Don Featherstone, a young artist, was hired by Union Plastics in Leominster to redesign their two dimensional lawn ornaments into a three dimensional version. His first project was a plastic duck but his fame came when he redesigned the pink flamingo into a three dimensional masterpiece. Little did he know his simple design with the yellow beak and black tip would turn into such a symbol of suburbia and americana with movie features like 1972's Pink Flamingos, websites, fan clubs (maybe not fan clubs but you get the point)...by the way you know it's an original Flamingo by the Don Featherstone signature under the tail. If you don't see that, just turn and run!!!

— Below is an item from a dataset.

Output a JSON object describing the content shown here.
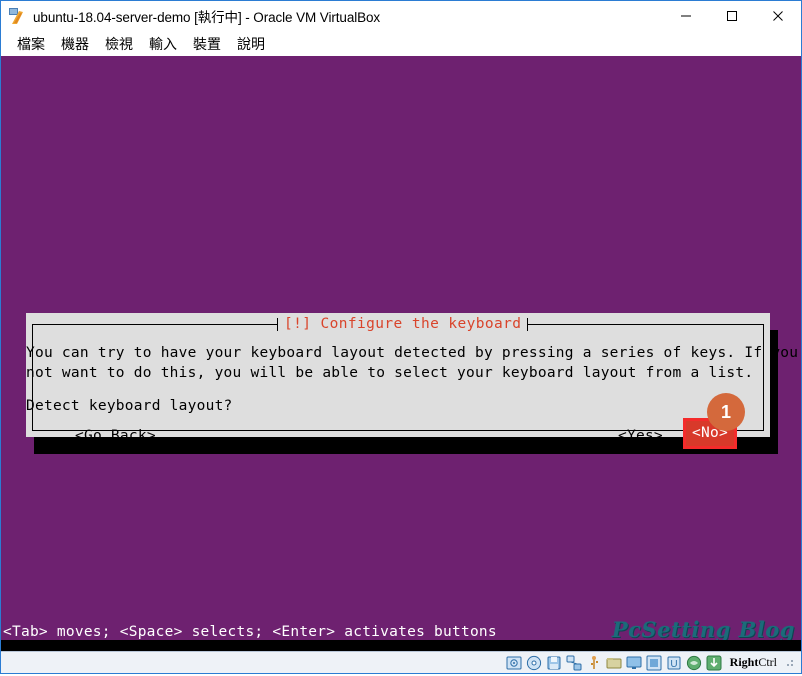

Back in the seventies cities and towns across America started banning the tacky treasures and as a result of these bans, Union Plastics (later became Union Products) started manufacturing a blue version of the flamingo. Cities and towns caught on and actually expanded their ban to include flamingos of all colors...to think about the amount of time and taxpayer dollars that were actually spent back then on this legislatioin is amazing!!!
What does this have to do with real estate you ask???
And what does this have to do with commercial real estate???
Well it just so happens that the plant where these plastic pieces of American history will be sold at public auction on June 22nd. The former Union Products facility at 511 Lancaster St, Leominster MA sits on over 8 acres of prime commercial land. Sure the price tag will be close to $2M but the development possibilities for this site are endless.
Unfortunately, the molds were sold to a company from New York that intends to resume manufacturing so if your thoughts were to bring this flourescent phenomenon back you're outof luck. I do have to say it just won't be the same when these blow mold beauties start coming off of a different assembly line than that of their original place of origin.
Fear not...you can still find these legends of lawn decoration on Ebay and several other online shopping sites but remember to always ask if the flamingo you are purchasing features the Don Featherstone signature under the tail.